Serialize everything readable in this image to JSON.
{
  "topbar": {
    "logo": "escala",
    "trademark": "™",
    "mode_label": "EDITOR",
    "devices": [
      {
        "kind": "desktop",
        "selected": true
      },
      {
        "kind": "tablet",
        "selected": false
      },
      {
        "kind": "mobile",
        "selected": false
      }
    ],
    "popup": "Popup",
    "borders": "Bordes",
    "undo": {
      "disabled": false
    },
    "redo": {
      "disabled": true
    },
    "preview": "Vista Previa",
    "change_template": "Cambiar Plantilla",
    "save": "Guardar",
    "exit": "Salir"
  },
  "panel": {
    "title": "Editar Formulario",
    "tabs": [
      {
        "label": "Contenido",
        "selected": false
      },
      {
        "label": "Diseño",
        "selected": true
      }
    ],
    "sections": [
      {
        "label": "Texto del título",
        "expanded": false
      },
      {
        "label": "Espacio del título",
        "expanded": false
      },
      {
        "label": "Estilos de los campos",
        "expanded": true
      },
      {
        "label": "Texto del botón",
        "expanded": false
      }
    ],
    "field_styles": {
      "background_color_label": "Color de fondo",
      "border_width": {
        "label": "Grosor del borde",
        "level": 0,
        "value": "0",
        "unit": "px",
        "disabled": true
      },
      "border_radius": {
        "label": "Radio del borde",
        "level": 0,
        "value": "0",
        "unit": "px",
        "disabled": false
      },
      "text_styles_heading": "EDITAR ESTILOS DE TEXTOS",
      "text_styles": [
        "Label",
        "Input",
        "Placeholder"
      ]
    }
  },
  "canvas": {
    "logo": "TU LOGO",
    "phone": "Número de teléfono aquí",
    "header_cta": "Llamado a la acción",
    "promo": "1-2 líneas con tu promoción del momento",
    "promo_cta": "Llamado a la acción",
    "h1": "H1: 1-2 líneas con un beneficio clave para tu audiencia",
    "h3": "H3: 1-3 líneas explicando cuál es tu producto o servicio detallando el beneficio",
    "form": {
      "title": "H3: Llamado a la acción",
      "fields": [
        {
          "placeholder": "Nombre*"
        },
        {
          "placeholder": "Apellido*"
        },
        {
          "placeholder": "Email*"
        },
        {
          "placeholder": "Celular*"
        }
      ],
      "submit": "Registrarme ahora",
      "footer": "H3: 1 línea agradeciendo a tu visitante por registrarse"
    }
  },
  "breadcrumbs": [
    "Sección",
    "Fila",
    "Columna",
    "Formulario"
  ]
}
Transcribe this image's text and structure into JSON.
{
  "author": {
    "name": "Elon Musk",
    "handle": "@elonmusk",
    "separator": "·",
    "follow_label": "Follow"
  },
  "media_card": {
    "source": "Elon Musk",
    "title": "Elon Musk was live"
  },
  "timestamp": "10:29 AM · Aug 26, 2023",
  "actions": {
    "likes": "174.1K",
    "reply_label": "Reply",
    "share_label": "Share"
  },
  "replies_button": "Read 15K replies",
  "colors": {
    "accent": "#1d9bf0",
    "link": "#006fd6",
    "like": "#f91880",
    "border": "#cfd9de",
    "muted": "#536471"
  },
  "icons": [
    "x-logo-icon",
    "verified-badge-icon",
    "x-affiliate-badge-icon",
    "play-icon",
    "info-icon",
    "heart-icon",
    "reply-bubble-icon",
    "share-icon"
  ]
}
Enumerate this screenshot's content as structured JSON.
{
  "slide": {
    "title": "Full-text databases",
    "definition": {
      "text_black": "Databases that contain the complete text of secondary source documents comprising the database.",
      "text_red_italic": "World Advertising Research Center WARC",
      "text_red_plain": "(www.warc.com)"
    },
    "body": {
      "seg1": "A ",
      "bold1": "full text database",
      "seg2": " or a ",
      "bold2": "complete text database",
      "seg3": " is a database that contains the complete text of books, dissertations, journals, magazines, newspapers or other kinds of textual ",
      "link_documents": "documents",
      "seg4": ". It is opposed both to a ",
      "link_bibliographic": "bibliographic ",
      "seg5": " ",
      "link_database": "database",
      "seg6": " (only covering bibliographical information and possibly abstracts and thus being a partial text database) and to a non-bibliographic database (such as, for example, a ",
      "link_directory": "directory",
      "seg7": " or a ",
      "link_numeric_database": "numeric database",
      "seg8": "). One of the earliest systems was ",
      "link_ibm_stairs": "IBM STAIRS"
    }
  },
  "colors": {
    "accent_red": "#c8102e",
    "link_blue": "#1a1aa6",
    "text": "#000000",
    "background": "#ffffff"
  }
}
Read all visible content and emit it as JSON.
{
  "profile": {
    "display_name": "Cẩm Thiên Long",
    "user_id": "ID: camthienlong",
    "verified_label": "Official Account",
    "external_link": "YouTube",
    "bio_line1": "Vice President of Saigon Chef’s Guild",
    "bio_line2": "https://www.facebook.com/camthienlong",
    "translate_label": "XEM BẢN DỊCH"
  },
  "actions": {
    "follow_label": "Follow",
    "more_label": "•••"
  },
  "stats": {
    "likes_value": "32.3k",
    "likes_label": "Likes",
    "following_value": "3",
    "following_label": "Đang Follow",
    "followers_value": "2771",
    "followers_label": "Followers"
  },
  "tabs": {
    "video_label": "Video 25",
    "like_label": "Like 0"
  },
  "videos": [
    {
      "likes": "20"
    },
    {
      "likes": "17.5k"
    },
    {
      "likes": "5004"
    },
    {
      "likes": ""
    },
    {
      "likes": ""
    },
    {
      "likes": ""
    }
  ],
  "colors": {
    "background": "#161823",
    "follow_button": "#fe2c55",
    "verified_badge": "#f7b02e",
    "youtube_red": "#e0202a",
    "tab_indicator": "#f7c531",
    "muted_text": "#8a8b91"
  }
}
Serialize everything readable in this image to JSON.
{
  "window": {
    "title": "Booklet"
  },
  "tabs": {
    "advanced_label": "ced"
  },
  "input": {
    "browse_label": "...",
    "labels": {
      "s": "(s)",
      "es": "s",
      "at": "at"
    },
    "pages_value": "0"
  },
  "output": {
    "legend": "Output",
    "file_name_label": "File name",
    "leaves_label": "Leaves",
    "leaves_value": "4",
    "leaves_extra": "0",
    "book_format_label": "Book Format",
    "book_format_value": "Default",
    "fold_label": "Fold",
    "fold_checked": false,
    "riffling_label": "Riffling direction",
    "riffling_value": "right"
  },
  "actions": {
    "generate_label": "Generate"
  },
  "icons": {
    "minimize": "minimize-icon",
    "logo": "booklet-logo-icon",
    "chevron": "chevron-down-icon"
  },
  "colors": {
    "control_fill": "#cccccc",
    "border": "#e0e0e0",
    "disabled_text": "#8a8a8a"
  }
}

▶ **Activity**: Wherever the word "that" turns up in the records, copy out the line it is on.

▶ **Response to this exercise**:
      "text_black": "Databases that contain the complete text of secondary source documents comprising the database.",
      "seg3": " is a database that contains the complete text of books, dissertations, journals, magazines, newspapers or other kinds of textual ",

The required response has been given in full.